We tapped nationally recognized learning spaces expert Dr. Robert Dillon to answer some common questions about installing a wellness room.

What if the students enjoy the space too much and realize they can go there just to relax?

Expectations on how to use the space are essential to its success. Many students will want to remain in the space if it is more welcoming than their classroom spaces. It will be important to begin to shape your other spaces as well. Consider time and usage guidelines and design these with students.

How is the room to be used? Is this the same thing as the Nurse’s office?

The nurse’s office is a reactive space to support the medical needs of students. These spaces should become more proactive and provide support for a variety of social emotional needs of students. This room should have a clear purpose (which can be different for different schools), and it should stay in the realm of reset, refocus, and return to learning.


Can’t we just toss some bean bag chairs into an alcove in the library and use that space for stressed-out kids to decompress?

Soft seating like bean bags can actually have an opposite effect. Not everyone wants to lay on the floor or collapse into something unstructured when their world seems the same way. Music, lighting, visuals all can play a greater role than seating. It is important to create semi-private and private spaces to support the decompression needs of students. Stress can actually go up in lightly designed spaces.
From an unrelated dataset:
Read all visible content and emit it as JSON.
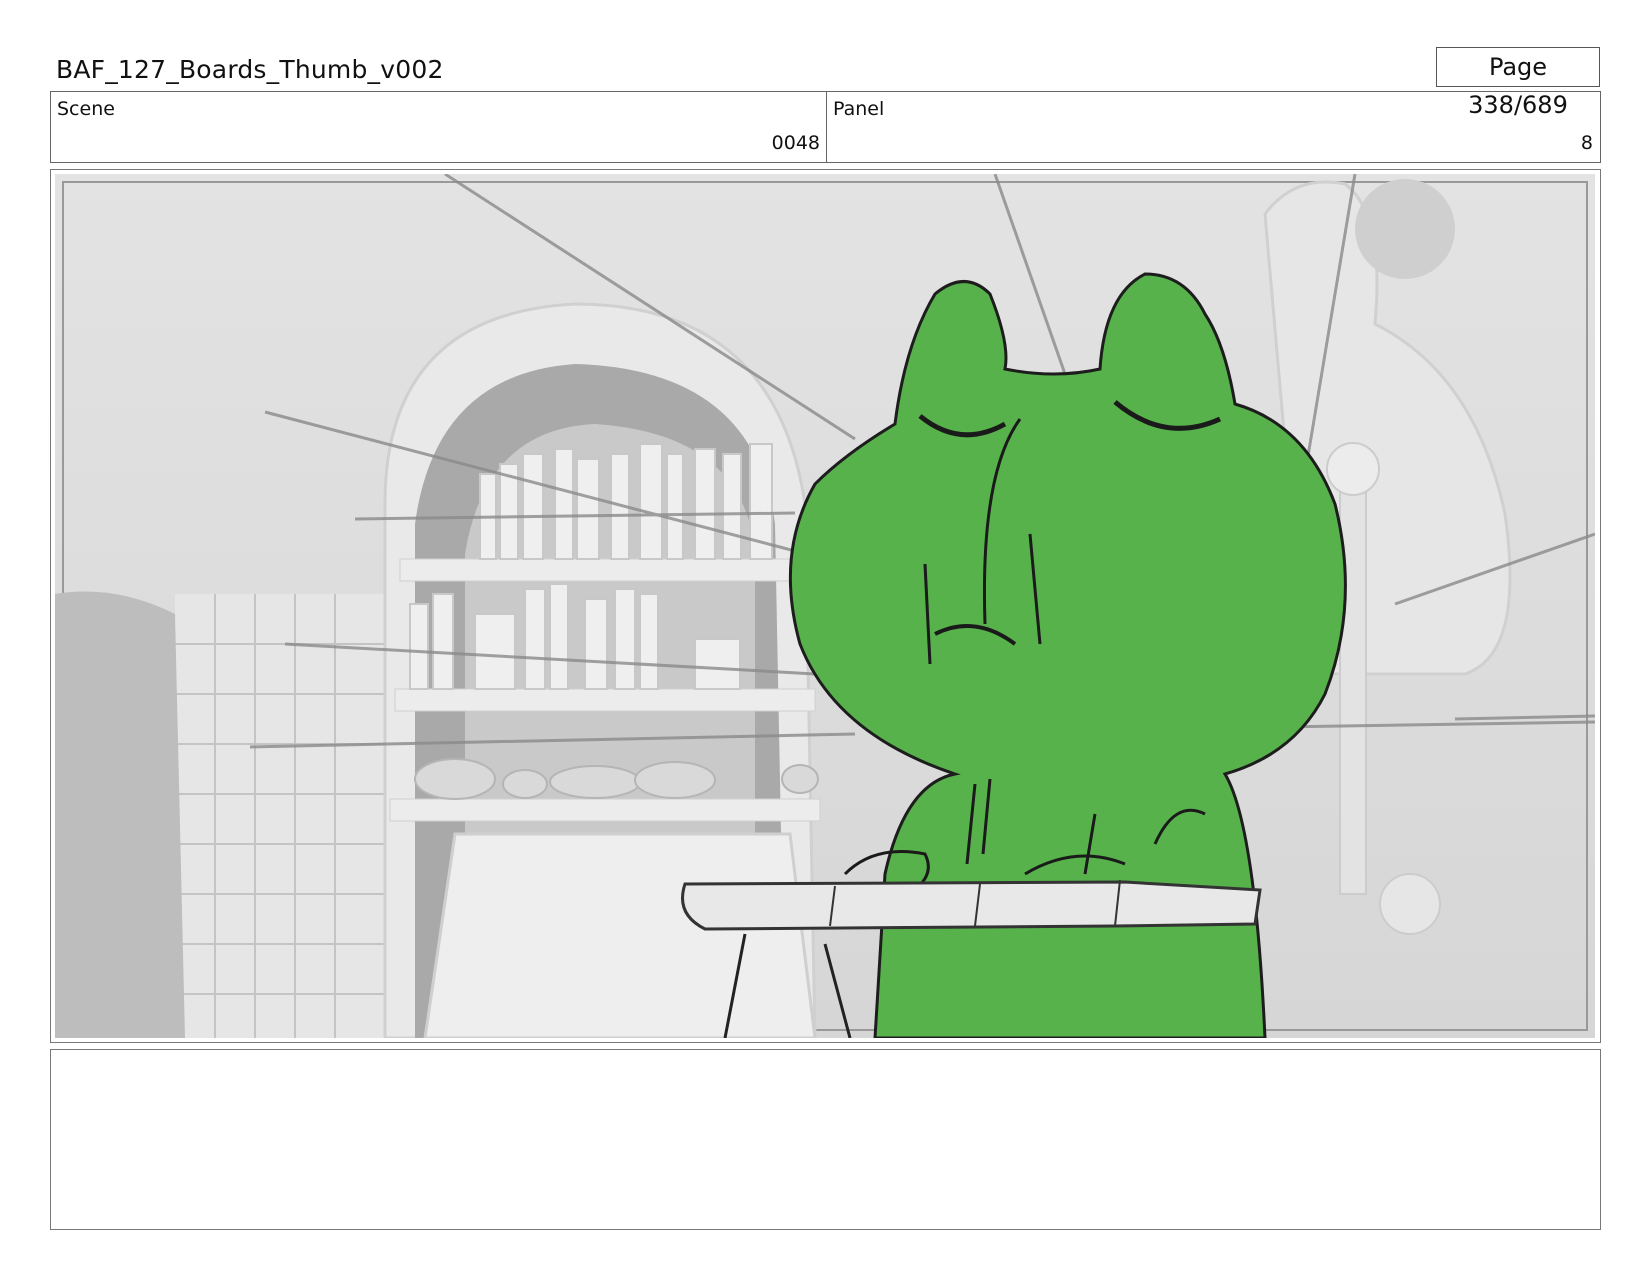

Who is in charge of this space and how it’s utilized?

Supervision is essential, and it can be the greatest barrier. It must also be age appropriate supervision. Figuring out this plan before the space is designed is essential. Utilization needs to be tiered. Activities need to be available that provide a structured way to relax and reflect.

Wellness Room Photo Gallery

STS and Nora Nivel Partnership

The following examples were prepared by Norva Nivel, an STS k-12 education furniture partner. Click the images below to see how you can create a wellness room space to help students and staff rejuvenate, even if you have only a small or inconveniently shaped area to use.

Partnering with STS EDUCATION

Recently, STS worked with one local district to transform an outdated, worn and uninviting space into a calm atmosphere where students, teachers, administrators, and parents can address each other in comfort and tranquility.

STS EDUCATION is the Integrated Learning Spaces Specialist

At STS, our holistic approach to learning space design extends far beyond Wellness Rooms. To speak to one of our Integrated Learning Space Specialists today about other considered classroom modernization initiatives focused on helping propel your students towards even better academic outcomes including Esports programs, STEM labs, CTE/Maker spaces, outdoor classrooms, and media centers, contact us at 866-499-2580 or sales@stseducation-us.

#zikzag_button_66998c5868a44 { color: rgba(255,255,255,1); }#zikzag_button_66998c5868a44:hover { color: rgba(49,49,49, 1); }#zikzag_button_66998c5868a44 { border-color: rgba(231,85,37,1); background-color: rgba(231,85,37,1); }#zikzag_button_66998c5868a44:hover { border-color: rgba(49,49,49, 1); background-color: rgba(255,255,255,1); }